The autobiography of the 12th-century Muslim poet Usama ibn Munqidh tells of an incident in which the invading Crusaders appealed for a doctor to treat some of their number who had fallen ill. The Muslims sent a doctor named Thabit, who returned after 10 days with this story:

They took me to see a knight who had an abscess on his leg, and a woman with consumption. I applied a poultice to the leg, and the abscess opened and began to heal. I prescribed a cleansing and refreshing diet for the woman. Then there appeared a Frankish doctor, who said: ‘This man has no idea how to cure these people!’ He turned to the knight and said: ‘Which would you prefer, to live with one leg or die with two?’ When the knight replied that he would prefer living with one leg, he sent for the strong man and a sharp axe. They arrived, and I stood by to watch. The doctor supported the leg on a block of wood, and said to the man: ‘Strike a mighty blow, and cut cleanly!’ … The marrow spurted out of the leg (after the second blow) and the patient died instantaneously. Then the doctor examined the woman and said: ‘She has a devil in her head who is in love with her. Cut her hair off!’ This was done, and she went back to eating her usual Frankish food … which made her illness worse. ‘The devil has got into her brain,’ pronounced the doctor. He took a razor and cut a cross on her head, and removed the brain so that the inside of the skull was laid bare … the woman died instantly. At this juncture I asked whether they had any further need of me, as they had none I came away, having learnt things about medical methods that I never knew before.

Afghan Bands

afghan bands

Most people know that if you cut a Möbius band in two lengthwise you’ll produce one band rather than two. But splitting the ends and joining them also creates some surprising effects.

Starting with the figure above, join ends A and D directly, then pass B under A and join it to E. Now pass C over B and under A; pass F over D and under E; and join C and F. Extend the slits along the length of the band and you’ll have three linked rings.

Now compare this variant, suggested by Ellis Stanyon in 1930: Starting again from the diagram, give E a half-twist to the right and join it to C; give F a half-twist to the right and join it to B; then pass A under B and join it to D (without turning it over). Cut along the two slits and you’ll produce a small ring linked to a large one. What became of the third ring?
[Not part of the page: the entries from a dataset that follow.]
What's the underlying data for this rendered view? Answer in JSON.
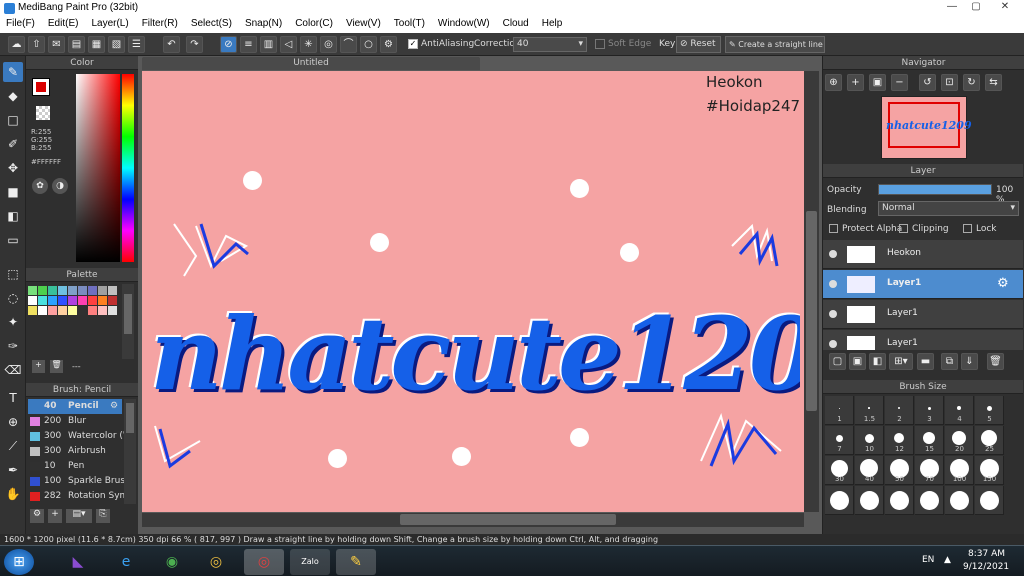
{
  "window": {
    "title": "MediBang Paint Pro (32bit)",
    "min": "—",
    "max": "▢",
    "close": "✕"
  },
  "menu": [
    "File(F)",
    "Edit(E)",
    "Layer(L)",
    "Filter(R)",
    "Select(S)",
    "Snap(N)",
    "Color(C)",
    "View(V)",
    "Tool(T)",
    "Window(W)",
    "Cloud",
    "Help"
  ],
  "toolbar": {
    "antialiasing": "AntiAliasing",
    "correction_label": "Correction",
    "correction_value": "40",
    "soft_edge": "Soft Edge",
    "key_label": "Key",
    "reset": "Reset",
    "straight_line": "Create a straight line"
  },
  "color": {
    "title": "Color",
    "r": "R:255",
    "g": "G:255",
    "b": "B:255",
    "hex": "#FFFFFF",
    "primary": "#d90000"
  },
  "palette": {
    "title": "Palette",
    "colors": [
      "#78e07c",
      "#4dd04d",
      "#39c09a",
      "#6ec0e0",
      "#7fa0c8",
      "#7a8cc0",
      "#6f6fc0",
      "#a0a0a0",
      "#c0c0c0",
      "#ffffff",
      "#4be0e0",
      "#2ea0ff",
      "#3050ff",
      "#b040e0",
      "#ff40b0",
      "#ff4040",
      "#ff8020",
      "#c03030",
      "#f0e060",
      "#ffffff",
      "#ffa0a0",
      "#ffd0a0",
      "#ffffa0",
      "#303030",
      "#ff8080",
      "#ffc0c0",
      "#e0e0e0"
    ],
    "more": "---"
  },
  "brush": {
    "title": "Brush: Pencil",
    "items": [
      {
        "size": "40",
        "name": "Pencil",
        "color": "#3a7ac0"
      },
      {
        "size": "200",
        "name": "Blur",
        "color": "#e080e0"
      },
      {
        "size": "300",
        "name": "Watercolor (W",
        "color": "#60c0e0"
      },
      {
        "size": "300",
        "name": "Airbrush",
        "color": "#c0c0c0"
      },
      {
        "size": "10",
        "name": "Pen",
        "color": "#303030"
      },
      {
        "size": "100",
        "name": "Sparkle Brush",
        "color": "#3050d0"
      },
      {
        "size": "282",
        "name": "Rotation Sym",
        "color": "#e02020"
      }
    ]
  },
  "document": {
    "tab": "Untitled",
    "watermark1": "Heokon",
    "watermark2": "#Hoidap247",
    "art_text": "nhatcute1209",
    "background": "#f5a3a3"
  },
  "navigator": {
    "title": "Navigator",
    "preview_text": "nhatcute1209"
  },
  "layer": {
    "title": "Layer",
    "opacity_label": "Opacity",
    "opacity_value": "100 %",
    "opacity": 1.0,
    "blending_label": "Blending",
    "blending_value": "Normal",
    "protect_alpha": "Protect Alpha",
    "clipping": "Clipping",
    "lock": "Lock",
    "layers": [
      {
        "name": "Heokon",
        "selected": false
      },
      {
        "name": "Layer1",
        "selected": true
      },
      {
        "name": "Layer1",
        "selected": false
      },
      {
        "name": "Layer1",
        "selected": false
      }
    ]
  },
  "brush_size": {
    "title": "Brush Size",
    "sizes": [
      "1",
      "1.5",
      "2",
      "3",
      "4",
      "5",
      "7",
      "10",
      "12",
      "15",
      "20",
      "25",
      "30",
      "40",
      "50",
      "70",
      "100",
      "150",
      "",
      "",
      "",
      "",
      "",
      ""
    ]
  },
  "status": {
    "text": "1600 * 1200 pixel   (11.6 * 8.7cm)   350 dpi   66 %   ( 817, 997 )   Draw a straight line by holding down Shift, Change a brush size by holding down Ctrl, Alt, and dragging"
  },
  "taskbar": {
    "lang": "EN",
    "time": "8:37 AM",
    "date": "9/12/2021"
  }
}
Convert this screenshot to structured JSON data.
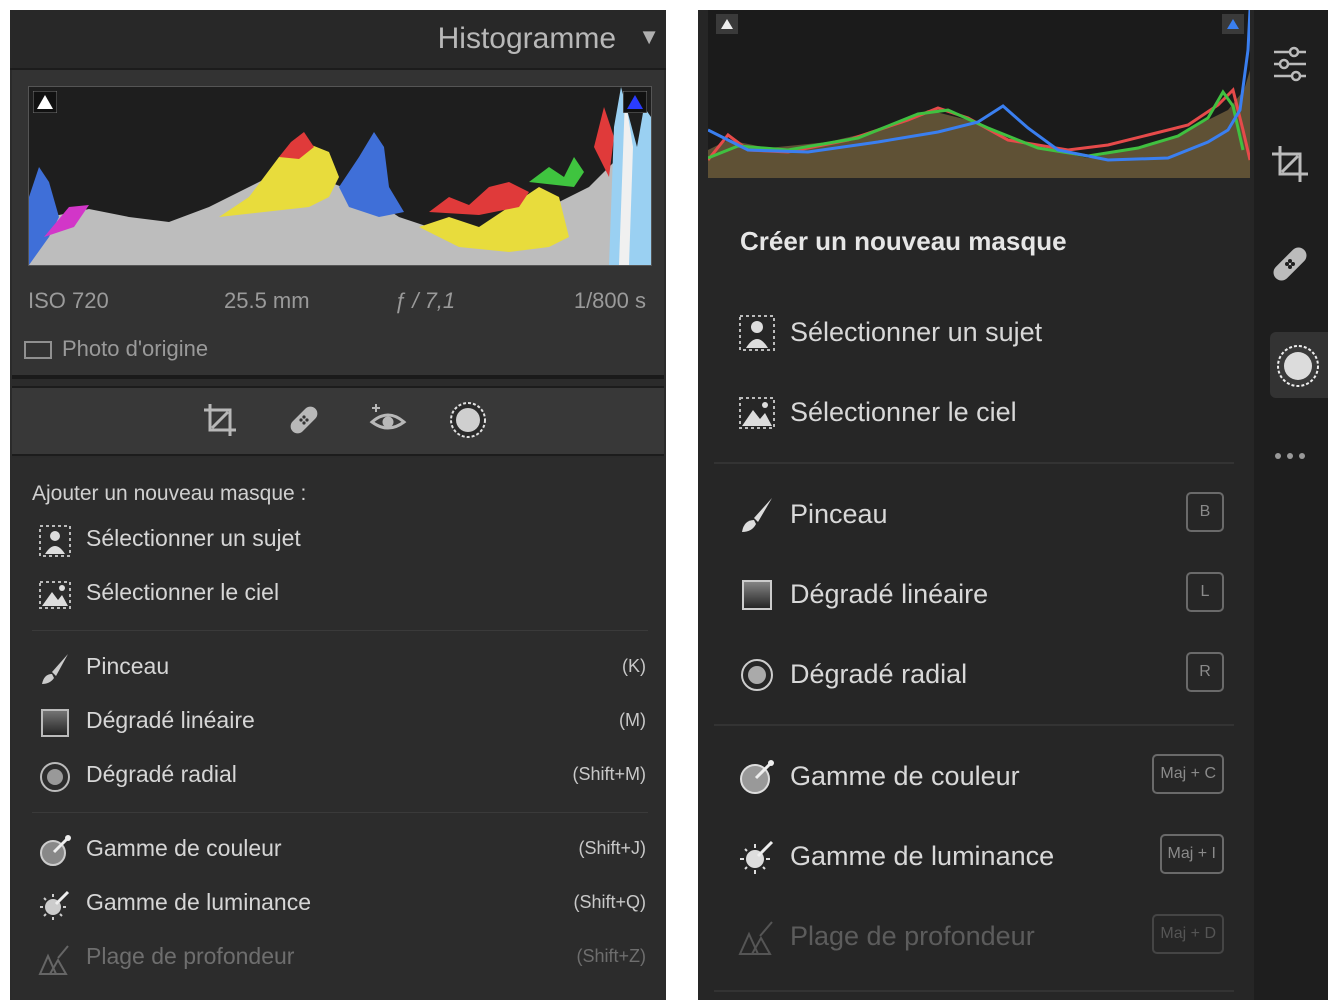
{
  "left_panel": {
    "header": {
      "title": "Histogramme",
      "collapse_glyph": "▼"
    },
    "exif": {
      "iso": "ISO 720",
      "focal": "25.5 mm",
      "aperture": "ƒ / 7,1",
      "shutter": "1/800 s"
    },
    "original_photo_label": "Photo d'origine",
    "tools": [
      "crop-icon",
      "healing-icon",
      "red-eye-icon",
      "masking-icon"
    ],
    "add_mask_label": "Ajouter un nouveau masque :",
    "items": {
      "subject": {
        "label": "Sélectionner un sujet",
        "shortcut": ""
      },
      "sky": {
        "label": "Sélectionner le ciel",
        "shortcut": ""
      },
      "brush": {
        "label": "Pinceau",
        "shortcut": "(K)"
      },
      "linear": {
        "label": "Dégradé linéaire",
        "shortcut": "(M)"
      },
      "radial": {
        "label": "Dégradé radial",
        "shortcut": "(Shift+M)"
      },
      "color": {
        "label": "Gamme de couleur",
        "shortcut": "(Shift+J)"
      },
      "luminance": {
        "label": "Gamme de luminance",
        "shortcut": "(Shift+Q)"
      },
      "depth": {
        "label": "Plage de profondeur",
        "shortcut": "(Shift+Z)"
      }
    }
  },
  "right_panel": {
    "title": "Créer un nouveau masque",
    "items": {
      "subject": {
        "label": "Sélectionner un sujet"
      },
      "sky": {
        "label": "Sélectionner le ciel"
      },
      "brush": {
        "label": "Pinceau",
        "key": "B"
      },
      "linear": {
        "label": "Dégradé linéaire",
        "key": "L"
      },
      "radial": {
        "label": "Dégradé radial",
        "key": "R"
      },
      "color": {
        "label": "Gamme de couleur",
        "key": "Maj + C"
      },
      "luminance": {
        "label": "Gamme de luminance",
        "key": "Maj + I"
      },
      "depth": {
        "label": "Plage de profondeur",
        "key": "Maj + D"
      }
    },
    "rail_icons": [
      "sliders-icon",
      "crop-icon",
      "healing-icon",
      "masking-icon",
      "more-icon"
    ]
  },
  "colors": {
    "panel_bg": "#2b2b2b",
    "text": "#d6d6d6",
    "dim_text": "#6e6e6e",
    "hist_red": "#e8323c",
    "hist_green": "#3fc43f",
    "hist_blue": "#3a7ff0",
    "hist_yellow": "#f0e040"
  }
}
There’s a surprisingly simple way to produce a similar effect: Draw a line along the length of a Möbius band, one-third of the way across the strip. Cutting along this line will produce a large band linked to a small one — and this time the small band is itself a Möbius band, on which you can repeat the feat.